By Ananya Vajpeyi
Varanasi, on the banks of the river Ganga, is one of the holiest cities for Hindus in India. It is more popularly known as Benares or Kashi, both old names that can be found in colonial as well as medieval accounts. For pious Hindus, Kashi is where one goes to die. Death in Kashi is supposed to release a soul from the cycle of rebirth, into a final and limitless liberation. Some Hindus seek to live out their last days in Kashi; others specifically ask that their bodies be cremated on Manikarnika Ghat, a stepped embankment that is considered to be the city's most hallowed cremation site.
In early January I was in Benares -- an auspicious start to the year. One evening my two companions and I engaged a boat to another famous ghat, Dasasvamedh, so that we could watch evening prayers offered to the Ganga. After we had finished admiring the spectacular hour-long prayers from the water, the boatman asked me whether I wanted him to take us further, to Manikarnika. "Most visitors to this city go there," he said, pulling out of a small traffic jam of boats, all of which carried spectators like us. "After dusk you can see the flames more clearly than in the daytime." I pictured the sight in my mind, and then declined his offer. "Take us back to Assi Ghat," I said, referring to the place where we had boarded the boat.

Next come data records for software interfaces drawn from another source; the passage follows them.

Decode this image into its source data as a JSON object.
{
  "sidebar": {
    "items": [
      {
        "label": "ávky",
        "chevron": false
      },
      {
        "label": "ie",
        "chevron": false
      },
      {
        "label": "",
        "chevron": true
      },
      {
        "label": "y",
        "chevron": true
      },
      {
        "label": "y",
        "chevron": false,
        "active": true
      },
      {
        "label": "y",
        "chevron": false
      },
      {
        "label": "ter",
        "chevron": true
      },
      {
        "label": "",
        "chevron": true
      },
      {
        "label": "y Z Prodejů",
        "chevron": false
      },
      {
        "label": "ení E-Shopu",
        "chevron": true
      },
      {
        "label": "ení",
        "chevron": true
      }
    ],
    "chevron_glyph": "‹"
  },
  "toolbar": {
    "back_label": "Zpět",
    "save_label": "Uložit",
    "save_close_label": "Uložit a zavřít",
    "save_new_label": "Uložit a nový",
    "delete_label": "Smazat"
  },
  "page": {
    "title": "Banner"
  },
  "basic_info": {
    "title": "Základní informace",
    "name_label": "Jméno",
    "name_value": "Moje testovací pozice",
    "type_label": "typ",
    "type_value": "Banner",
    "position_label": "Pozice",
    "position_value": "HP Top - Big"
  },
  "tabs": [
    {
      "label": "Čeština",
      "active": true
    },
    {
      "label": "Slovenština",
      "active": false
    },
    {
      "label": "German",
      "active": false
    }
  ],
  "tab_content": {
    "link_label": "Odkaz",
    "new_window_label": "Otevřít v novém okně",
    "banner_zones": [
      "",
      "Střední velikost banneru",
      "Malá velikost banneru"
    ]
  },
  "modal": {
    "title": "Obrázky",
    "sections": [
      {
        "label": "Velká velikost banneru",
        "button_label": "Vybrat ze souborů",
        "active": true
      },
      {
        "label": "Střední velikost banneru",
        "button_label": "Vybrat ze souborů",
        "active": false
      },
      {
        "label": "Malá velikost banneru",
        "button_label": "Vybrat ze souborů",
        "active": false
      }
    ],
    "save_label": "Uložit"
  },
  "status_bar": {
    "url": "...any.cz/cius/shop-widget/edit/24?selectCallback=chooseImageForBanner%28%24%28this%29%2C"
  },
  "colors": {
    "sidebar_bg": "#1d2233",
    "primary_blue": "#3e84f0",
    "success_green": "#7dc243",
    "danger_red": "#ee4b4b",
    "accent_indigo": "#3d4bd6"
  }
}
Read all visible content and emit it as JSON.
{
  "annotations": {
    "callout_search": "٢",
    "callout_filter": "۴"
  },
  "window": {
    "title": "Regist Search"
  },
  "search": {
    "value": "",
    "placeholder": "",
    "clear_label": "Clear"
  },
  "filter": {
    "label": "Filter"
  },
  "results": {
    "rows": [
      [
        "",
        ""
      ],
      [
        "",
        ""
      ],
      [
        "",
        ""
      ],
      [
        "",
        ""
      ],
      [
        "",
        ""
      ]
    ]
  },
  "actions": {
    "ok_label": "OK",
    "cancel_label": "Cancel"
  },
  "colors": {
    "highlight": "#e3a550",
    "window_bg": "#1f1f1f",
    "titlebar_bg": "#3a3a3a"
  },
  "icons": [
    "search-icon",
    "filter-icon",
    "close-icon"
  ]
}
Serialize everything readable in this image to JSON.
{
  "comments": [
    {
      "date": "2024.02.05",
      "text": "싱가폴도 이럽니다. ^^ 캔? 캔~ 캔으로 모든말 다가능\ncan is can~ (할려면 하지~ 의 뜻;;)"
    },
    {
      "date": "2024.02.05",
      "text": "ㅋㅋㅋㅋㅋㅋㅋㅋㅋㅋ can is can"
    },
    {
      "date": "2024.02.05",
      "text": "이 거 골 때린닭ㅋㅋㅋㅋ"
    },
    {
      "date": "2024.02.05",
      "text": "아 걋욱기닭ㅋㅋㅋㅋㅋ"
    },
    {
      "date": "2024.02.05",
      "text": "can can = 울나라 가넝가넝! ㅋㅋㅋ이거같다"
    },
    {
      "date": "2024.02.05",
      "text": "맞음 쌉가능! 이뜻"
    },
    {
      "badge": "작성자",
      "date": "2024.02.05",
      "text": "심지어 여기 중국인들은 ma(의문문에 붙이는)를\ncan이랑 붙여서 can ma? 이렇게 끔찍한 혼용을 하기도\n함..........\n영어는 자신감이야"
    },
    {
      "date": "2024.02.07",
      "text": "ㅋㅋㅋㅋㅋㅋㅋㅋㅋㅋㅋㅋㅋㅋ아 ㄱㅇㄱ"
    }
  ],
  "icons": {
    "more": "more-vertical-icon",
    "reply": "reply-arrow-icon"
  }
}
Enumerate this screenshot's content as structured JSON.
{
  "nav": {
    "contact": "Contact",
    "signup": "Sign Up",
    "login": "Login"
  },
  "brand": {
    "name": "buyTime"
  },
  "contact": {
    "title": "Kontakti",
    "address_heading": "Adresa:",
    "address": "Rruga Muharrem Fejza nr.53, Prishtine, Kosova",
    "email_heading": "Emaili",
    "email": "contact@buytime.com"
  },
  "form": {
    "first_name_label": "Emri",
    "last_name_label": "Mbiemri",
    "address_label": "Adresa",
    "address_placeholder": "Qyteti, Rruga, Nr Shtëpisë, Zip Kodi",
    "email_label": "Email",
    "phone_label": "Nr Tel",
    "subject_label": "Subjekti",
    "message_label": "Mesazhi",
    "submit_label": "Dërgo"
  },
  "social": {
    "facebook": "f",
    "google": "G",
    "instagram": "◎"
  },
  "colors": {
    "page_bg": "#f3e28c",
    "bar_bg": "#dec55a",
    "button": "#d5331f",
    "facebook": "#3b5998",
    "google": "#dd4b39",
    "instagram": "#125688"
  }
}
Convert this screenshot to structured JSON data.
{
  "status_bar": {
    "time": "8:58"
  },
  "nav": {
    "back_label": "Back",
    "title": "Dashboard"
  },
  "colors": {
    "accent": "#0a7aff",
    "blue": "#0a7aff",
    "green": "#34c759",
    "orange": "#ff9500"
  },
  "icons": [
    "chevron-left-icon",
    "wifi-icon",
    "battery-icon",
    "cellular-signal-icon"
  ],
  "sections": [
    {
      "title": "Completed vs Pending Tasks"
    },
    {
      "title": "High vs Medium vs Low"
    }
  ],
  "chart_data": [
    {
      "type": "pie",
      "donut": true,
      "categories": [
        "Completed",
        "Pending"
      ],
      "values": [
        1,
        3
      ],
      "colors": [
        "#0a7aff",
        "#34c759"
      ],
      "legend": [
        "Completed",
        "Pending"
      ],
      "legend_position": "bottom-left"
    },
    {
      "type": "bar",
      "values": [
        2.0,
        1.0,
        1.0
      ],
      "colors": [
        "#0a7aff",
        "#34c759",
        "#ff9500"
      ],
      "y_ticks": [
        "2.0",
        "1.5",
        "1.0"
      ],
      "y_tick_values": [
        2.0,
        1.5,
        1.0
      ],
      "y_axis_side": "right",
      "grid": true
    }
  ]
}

The boatman, a funny and talkative fellow, wanted to know why I did not wish to see Manikarnika with its burning pyres spectacular in the early evening darkness, and its promise of eternal liberation for those being cremated. I reminded him that among most Hindu communities, women are not encouraged to look at a dead body or attend a funeral, even within the immediate family. "Ah yes," he assented, turning the boat around to take us back. "A woman has to be a mother. If she sees death, she will not be able to give birth." I nodded in agreement, and we proceeded into the damp misty air over the water that was strangely warm on a cold January night.
It is indeed an old Hindu belief that those who are responsible for the birth and care of new life ought to be shielded from the realization of our ineluctable mortality. Piety wasn't my real reason for avoiding Manikarnika, though. I am scarcely religious at all in my personal life. The truth is I felt a visceral distaste for the idea of watching bodies burn, relatives mourn the dead, and bones and ashes be carried away by the waters of the holy river. I could not bring myself to crash a stranger's cremation as though it were some kind of sound-and-light show for the entertainment of tourists like me.
There wasn't a dearth of death in Benares; as one walked or drove on its streets, small groups of men bearing the dead on biers kept passing by with little fanfare about the nature of their procession. I saw many more dead bodies in three days in Benares than I had seen in the preceding thirty years. Unlike other Indian cities, this one does not go out of its way to separate and shield the living and the dead from one another. The two categories of bodies form a continuum; life and death remain in conversation with one another.
At the Kashi Vishwanath Mandir, a gold-spired temple to Shiva in the heart of Benares, and the very seat and nerve center of the city's spiritual power, one experiences the body not only as utterly vital, but also as inseparable from other bodies. The temple as it stands today was built in the last quarter of the 18th century under the patronage of a queen, Maharani Ahalya Bai Holkar, of Indore. A few decades later, around 1840, two of its domes were covered with gold, thanks to the king of Punjab, Maharaja Ranjit Singh. But it is said that the site itself has been holy for thousands of years.
A mass of devotees and visitors enters the sanctum sanctorum in a single unbroken surge, pushed through a tiny door in and a tiny door out. Shiva, signified through his mark or sign ("linga") in the form of an erect phallus, is the regnant deity of Kashi. The city is balanced, it is said in ancient Hindu mythology, on the trident of Shiva, his characteristic weapon. To see the Shiva-linga inside the Vishwanath Temple, which is known as a Sign of Light ("jyotirlinga"), one has to become completely oblivious of the limits of one's corporeal self. The crowd pushes one forward to the god; after a brief glimpse, the crowd pulls one away from him.
As I join the line of waiting devotees, I too carry the usual offerings: a pot of milk, a bag of rose petals, and my faith ("shraddha" in Sanskrit) that allows me to regard this place as holy. How these offerings leave my hands and pour onto the god, I do not know. How I am propelled toward Shiva and then back out into the temple's tranquil courtyard, I cannot say. Somewhere in the midst of a hundred keening bodies is the body I call my own, but I have no sense of where it might begin or end, or how I might gather myself to myself so as to leave out those who surround and engulf me. In the precincts of the temple, bodies are water, they ebb and flow as one river. After spending an hour or two in this way, I am rendered so forgetful of my own physical boundaries and needs, that I leave the temple, its street, and its labyrinthine neighborhood of narrow winding alleys without retrieving the shoes I had removed before entering the temple. Only when I reach the main road do I realize that I had walked away barefoot.